PROBLEM STATEMENT
What is needed is an exact printout of all the data.

------ TASK INPUTS ------

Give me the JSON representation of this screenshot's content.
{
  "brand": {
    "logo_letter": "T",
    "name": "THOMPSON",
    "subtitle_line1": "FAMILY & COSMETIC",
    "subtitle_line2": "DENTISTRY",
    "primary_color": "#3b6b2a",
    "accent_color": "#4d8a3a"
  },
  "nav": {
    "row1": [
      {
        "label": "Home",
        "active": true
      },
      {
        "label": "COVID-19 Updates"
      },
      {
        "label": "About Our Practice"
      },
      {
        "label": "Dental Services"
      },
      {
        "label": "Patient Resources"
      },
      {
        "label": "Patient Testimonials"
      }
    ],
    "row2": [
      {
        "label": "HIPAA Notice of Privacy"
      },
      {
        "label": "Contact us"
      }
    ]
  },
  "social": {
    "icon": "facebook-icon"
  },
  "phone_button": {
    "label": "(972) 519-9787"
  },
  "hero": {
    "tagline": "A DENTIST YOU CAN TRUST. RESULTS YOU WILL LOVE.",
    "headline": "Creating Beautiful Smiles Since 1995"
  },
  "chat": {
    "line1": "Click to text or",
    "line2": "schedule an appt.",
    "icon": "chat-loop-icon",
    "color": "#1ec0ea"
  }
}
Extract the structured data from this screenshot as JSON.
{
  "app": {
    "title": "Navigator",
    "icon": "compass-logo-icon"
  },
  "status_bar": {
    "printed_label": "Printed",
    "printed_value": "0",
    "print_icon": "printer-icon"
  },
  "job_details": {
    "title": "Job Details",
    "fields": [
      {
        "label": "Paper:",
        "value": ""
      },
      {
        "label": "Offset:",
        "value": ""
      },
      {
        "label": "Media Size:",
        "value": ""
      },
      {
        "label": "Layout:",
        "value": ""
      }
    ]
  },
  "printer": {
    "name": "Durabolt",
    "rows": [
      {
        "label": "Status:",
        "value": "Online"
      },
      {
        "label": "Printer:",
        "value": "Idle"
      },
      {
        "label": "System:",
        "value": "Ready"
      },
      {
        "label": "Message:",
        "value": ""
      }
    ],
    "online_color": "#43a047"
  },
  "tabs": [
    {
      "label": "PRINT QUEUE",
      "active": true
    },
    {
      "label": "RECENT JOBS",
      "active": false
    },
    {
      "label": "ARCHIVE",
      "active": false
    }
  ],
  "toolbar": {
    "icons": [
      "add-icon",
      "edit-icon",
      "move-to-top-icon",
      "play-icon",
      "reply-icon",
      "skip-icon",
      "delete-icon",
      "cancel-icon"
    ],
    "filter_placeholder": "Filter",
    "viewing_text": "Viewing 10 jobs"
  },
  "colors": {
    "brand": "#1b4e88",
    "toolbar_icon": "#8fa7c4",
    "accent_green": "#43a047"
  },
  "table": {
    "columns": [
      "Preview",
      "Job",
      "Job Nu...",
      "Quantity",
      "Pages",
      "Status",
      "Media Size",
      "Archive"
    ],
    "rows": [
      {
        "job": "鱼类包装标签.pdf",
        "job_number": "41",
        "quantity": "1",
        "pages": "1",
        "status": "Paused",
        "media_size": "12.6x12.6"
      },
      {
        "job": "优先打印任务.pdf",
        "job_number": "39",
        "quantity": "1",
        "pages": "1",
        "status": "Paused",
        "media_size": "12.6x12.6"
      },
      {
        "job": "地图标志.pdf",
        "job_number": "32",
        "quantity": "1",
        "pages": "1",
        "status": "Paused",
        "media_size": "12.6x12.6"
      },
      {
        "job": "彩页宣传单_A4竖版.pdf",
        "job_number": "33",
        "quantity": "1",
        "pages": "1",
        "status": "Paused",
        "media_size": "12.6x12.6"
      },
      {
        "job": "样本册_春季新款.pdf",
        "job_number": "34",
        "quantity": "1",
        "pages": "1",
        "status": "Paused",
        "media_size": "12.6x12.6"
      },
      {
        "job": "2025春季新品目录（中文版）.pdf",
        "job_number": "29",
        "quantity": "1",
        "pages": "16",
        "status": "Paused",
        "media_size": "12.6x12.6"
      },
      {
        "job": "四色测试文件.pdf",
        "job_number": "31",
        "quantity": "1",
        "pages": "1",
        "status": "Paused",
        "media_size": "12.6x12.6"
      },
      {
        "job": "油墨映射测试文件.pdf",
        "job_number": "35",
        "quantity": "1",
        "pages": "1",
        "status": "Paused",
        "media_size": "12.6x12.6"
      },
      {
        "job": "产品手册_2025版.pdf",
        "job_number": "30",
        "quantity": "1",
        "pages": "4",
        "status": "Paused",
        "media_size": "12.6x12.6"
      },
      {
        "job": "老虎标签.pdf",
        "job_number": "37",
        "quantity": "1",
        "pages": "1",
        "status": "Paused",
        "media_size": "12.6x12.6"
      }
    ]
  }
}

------

ANSWER TO THIS TASK
Give me the JSON representation of this screenshot's content.
{
  "brand": {
    "logo_letter": "T",
    "name": "THOMPSON",
    "subtitle_line1": "FAMILY & COSMETIC",
    "subtitle_line2": "DENTISTRY",
    "primary_color": "#3b6b2a",
    "accent_color": "#4d8a3a"
  },
  "nav": {
    "row1": [
      {
        "label": "Home",
        "active": true
      },
      {
        "label": "COVID-19 Updates"
      },
      {
        "label": "About Our Practice"
      },
      {
        "label": "Dental Services"
      },
      {
        "label": "Patient Resources"
      },
      {
        "label": "Patient Testimonials"
      }
    ],
    "row2": [
      {
        "label": "HIPAA Notice of Privacy"
      },
      {
        "label": "Contact us"
      }
    ]
  },
  "social": {
    "icon": "facebook-icon"
  },
  "phone_button": {
    "label": "(972) 519-9787"
  },
  "hero": {
    "tagline": "A DENTIST YOU CAN TRUST. RESULTS YOU WILL LOVE.",
    "headline": "Creating Beautiful Smiles Since 1995"
  },
  "chat": {
    "line1": "Click to text or",
    "line2": "schedule an appt.",
    "icon": "chat-loop-icon",
    "color": "#1ec0ea"
  }
}
Extract the structured data from this screenshot as JSON.
{
  "app": {
    "title": "Navigator",
    "icon": "compass-logo-icon"
  },
  "status_bar": {
    "printed_label": "Printed",
    "printed_value": "0",
    "print_icon": "printer-icon"
  },
  "job_details": {
    "title": "Job Details",
    "fields": [
      {
        "label": "Paper:",
        "value": ""
      },
      {
        "label": "Offset:",
        "value": ""
      },
      {
        "label": "Media Size:",
        "value": ""
      },
      {
        "label": "Layout:",
        "value": ""
      }
    ]
  },
  "printer": {
    "name": "Durabolt",
    "rows": [
      {
        "label": "Status:",
        "value": "Online"
      },
      {
        "label": "Printer:",
        "value": "Idle"
      },
      {
        "label": "System:",
        "value": "Ready"
      },
      {
        "label": "Message:",
        "value": ""
      }
    ],
    "online_color": "#43a047"
  },
  "tabs": [
    {
      "label": "PRINT QUEUE",
      "active": true
    },
    {
      "label": "RECENT JOBS",
      "active": false
    },
    {
      "label": "ARCHIVE",
      "active": false
    }
  ],
  "toolbar": {
    "icons": [
      "add-icon",
      "edit-icon",
      "move-to-top-icon",
      "play-icon",
      "reply-icon",
      "skip-icon",
      "delete-icon",
      "cancel-icon"
    ],
    "filter_placeholder": "Filter",
    "viewing_text": "Viewing 10 jobs"
  },
  "colors": {
    "brand": "#1b4e88",
    "toolbar_icon": "#8fa7c4",
    "accent_green": "#43a047"
  },
  "table": {
    "columns": [
      "Preview",
      "Job",
      "Job Nu...",
      "Quantity",
      "Pages",
      "Status",
      "Media Size",
      "Archive"
    ],
    "rows": [
      {
        "job": "鱼类包装标签.pdf",
        "job_number": "41",
        "quantity": "1",
        "pages": "1",
        "status": "Paused",
        "media_size": "12.6x12.6"
      },
      {
        "job": "优先打印任务.pdf",
        "job_number": "39",
        "quantity": "1",
        "pages": "1",
        "status": "Paused",
        "media_size": "12.6x12.6"
      },
      {
        "job": "地图标志.pdf",
        "job_number": "32",
        "quantity": "1",
        "pages": "1",
        "status": "Paused",
        "media_size": "12.6x12.6"
      },
      {
        "job": "彩页宣传单_A4竖版.pdf",
        "job_number": "33",
        "quantity": "1",
        "pages": "1",
        "status": "Paused",
        "media_size": "12.6x12.6"
      },
      {
        "job": "样本册_春季新款.pdf",
        "job_number": "34",
        "quantity": "1",
        "pages": "1",
        "status": "Paused",
        "media_size": "12.6x12.6"
      },
      {
        "job": "2025春季新品目录（中文版）.pdf",
        "job_number": "29",
        "quantity": "1",
        "pages": "16",
        "status": "Paused",
        "media_size": "12.6x12.6"
      },
      {
        "job": "四色测试文件.pdf",
        "job_number": "31",
        "quantity": "1",
        "pages": "1",
        "status": "Paused",
        "media_size": "12.6x12.6"
      },
      {
        "job": "油墨映射测试文件.pdf",
        "job_number": "35",
        "quantity": "1",
        "pages": "1",
        "status": "Paused",
        "media_size": "12.6x12.6"
      },
      {
        "job": "产品手册_2025版.pdf",
        "job_number": "30",
        "quantity": "1",
        "pages": "4",
        "status": "Paused",
        "media_size": "12.6x12.6"
      },
      {
        "job": "老虎标签.pdf",
        "job_number": "37",
        "quantity": "1",
        "pages": "1",
        "status": "Paused",
        "media_size": "12.6x12.6"
      }
    ]
  }
}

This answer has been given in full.